Recorded data
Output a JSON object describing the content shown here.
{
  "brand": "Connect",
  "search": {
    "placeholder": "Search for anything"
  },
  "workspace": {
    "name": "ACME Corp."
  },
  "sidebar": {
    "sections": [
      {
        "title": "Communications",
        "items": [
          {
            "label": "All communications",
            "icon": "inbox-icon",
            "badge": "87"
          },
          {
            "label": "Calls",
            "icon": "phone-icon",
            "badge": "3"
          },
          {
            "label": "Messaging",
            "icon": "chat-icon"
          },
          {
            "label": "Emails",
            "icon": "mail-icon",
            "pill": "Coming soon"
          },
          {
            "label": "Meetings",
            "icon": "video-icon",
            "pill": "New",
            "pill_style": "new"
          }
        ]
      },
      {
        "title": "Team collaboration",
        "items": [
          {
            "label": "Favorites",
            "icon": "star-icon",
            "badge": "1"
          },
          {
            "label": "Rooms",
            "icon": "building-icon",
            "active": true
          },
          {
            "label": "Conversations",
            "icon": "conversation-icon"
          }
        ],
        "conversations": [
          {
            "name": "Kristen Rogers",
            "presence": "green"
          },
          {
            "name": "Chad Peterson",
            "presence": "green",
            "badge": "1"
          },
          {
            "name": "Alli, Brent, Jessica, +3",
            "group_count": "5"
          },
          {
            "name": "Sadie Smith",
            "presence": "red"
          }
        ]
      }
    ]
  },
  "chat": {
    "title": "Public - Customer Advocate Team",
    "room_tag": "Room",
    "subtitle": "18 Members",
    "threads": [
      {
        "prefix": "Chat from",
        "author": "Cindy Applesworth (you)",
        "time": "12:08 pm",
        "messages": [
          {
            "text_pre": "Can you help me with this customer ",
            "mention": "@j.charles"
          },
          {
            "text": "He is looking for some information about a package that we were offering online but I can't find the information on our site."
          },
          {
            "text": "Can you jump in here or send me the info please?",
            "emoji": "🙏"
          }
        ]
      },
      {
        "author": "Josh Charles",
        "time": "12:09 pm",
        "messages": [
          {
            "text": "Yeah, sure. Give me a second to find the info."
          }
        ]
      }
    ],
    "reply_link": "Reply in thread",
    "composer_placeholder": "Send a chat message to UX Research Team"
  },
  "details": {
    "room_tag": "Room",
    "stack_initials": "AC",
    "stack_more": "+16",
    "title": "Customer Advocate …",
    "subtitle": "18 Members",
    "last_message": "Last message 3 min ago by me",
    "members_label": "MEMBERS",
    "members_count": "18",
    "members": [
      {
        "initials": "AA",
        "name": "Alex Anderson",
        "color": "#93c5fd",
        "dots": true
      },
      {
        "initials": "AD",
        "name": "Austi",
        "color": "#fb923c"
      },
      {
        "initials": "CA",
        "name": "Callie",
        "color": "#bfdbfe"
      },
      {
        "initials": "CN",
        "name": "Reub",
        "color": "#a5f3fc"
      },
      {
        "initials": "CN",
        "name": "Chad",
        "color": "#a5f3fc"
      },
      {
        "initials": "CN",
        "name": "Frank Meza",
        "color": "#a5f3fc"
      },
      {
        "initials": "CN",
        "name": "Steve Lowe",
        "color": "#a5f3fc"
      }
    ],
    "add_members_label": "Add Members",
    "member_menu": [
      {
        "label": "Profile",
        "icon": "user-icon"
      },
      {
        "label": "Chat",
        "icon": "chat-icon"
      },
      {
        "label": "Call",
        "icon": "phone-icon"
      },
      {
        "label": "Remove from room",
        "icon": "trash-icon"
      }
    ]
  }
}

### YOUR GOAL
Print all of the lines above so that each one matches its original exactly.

### ANSWER TO THIS PROBLEM
Output a JSON object describing the content shown here.
{
  "brand": "Connect",
  "search": {
    "placeholder": "Search for anything"
  },
  "workspace": {
    "name": "ACME Corp."
  },
  "sidebar": {
    "sections": [
      {
        "title": "Communications",
        "items": [
          {
            "label": "All communications",
            "icon": "inbox-icon",
            "badge": "87"
          },
          {
            "label": "Calls",
            "icon": "phone-icon",
            "badge": "3"
          },
          {
            "label": "Messaging",
            "icon": "chat-icon"
          },
          {
            "label": "Emails",
            "icon": "mail-icon",
            "pill": "Coming soon"
          },
          {
            "label": "Meetings",
            "icon": "video-icon",
            "pill": "New",
            "pill_style": "new"
          }
        ]
      },
      {
        "title": "Team collaboration",
        "items": [
          {
            "label": "Favorites",
            "icon": "star-icon",
            "badge": "1"
          },
          {
            "label": "Rooms",
            "icon": "building-icon",
            "active": true
          },
          {
            "label": "Conversations",
            "icon": "conversation-icon"
          }
        ],
        "conversations": [
          {
            "name": "Kristen Rogers",
            "presence": "green"
          },
          {
            "name": "Chad Peterson",
            "presence": "green",
            "badge": "1"
          },
          {
            "name": "Alli, Brent, Jessica, +3",
            "group_count": "5"
          },
          {
            "name": "Sadie Smith",
            "presence": "red"
          }
        ]
      }
    ]
  },
  "chat": {
    "title": "Public - Customer Advocate Team",
    "room_tag": "Room",
    "subtitle": "18 Members",
    "threads": [
      {
        "prefix": "Chat from",
        "author": "Cindy Applesworth (you)",
        "time": "12:08 pm",
        "messages": [
          {
            "text_pre": "Can you help me with this customer ",
            "mention": "@j.charles"
          },
          {
            "text": "He is looking for some information about a package that we were offering online but I can't find the information on our site."
          },
          {
            "text": "Can you jump in here or send me the info please?",
            "emoji": "🙏"
          }
        ]
      },
      {
        "author": "Josh Charles",
        "time": "12:09 pm",
        "messages": [
          {
            "text": "Yeah, sure. Give me a second to find the info."
          }
        ]
      }
    ],
    "reply_link": "Reply in thread",
    "composer_placeholder": "Send a chat message to UX Research Team"
  },
  "details": {
    "room_tag": "Room",
    "stack_initials": "AC",
    "stack_more": "+16",
    "title": "Customer Advocate …",
    "subtitle": "18 Members",
    "last_message": "Last message 3 min ago by me",
    "members_label": "MEMBERS",
    "members_count": "18",
    "members": [
      {
        "initials": "AA",
        "name": "Alex Anderson",
        "color": "#93c5fd",
        "dots": true
      },
      {
        "initials": "AD",
        "name": "Austi",
        "color": "#fb923c"
      },
      {
        "initials": "CA",
        "name": "Callie",
        "color": "#bfdbfe"
      },
      {
        "initials": "CN",
        "name": "Reub",
        "color": "#a5f3fc"
      },
      {
        "initials": "CN",
        "name": "Chad",
        "color": "#a5f3fc"
      },
      {
        "initials": "CN",
        "name": "Frank Meza",
        "color": "#a5f3fc"
      },
      {
        "initials": "CN",
        "name": "Steve Lowe",
        "color": "#a5f3fc"
      }
    ],
    "add_members_label": "Add Members",
    "member_menu": [
      {
        "label": "Profile",
        "icon": "user-icon"
      },
      {
        "label": "Chat",
        "icon": "chat-icon"
      },
      {
        "label": "Call",
        "icon": "phone-icon"
      },
      {
        "label": "Remove from room",
        "icon": "trash-icon"
      }
    ]
  }
}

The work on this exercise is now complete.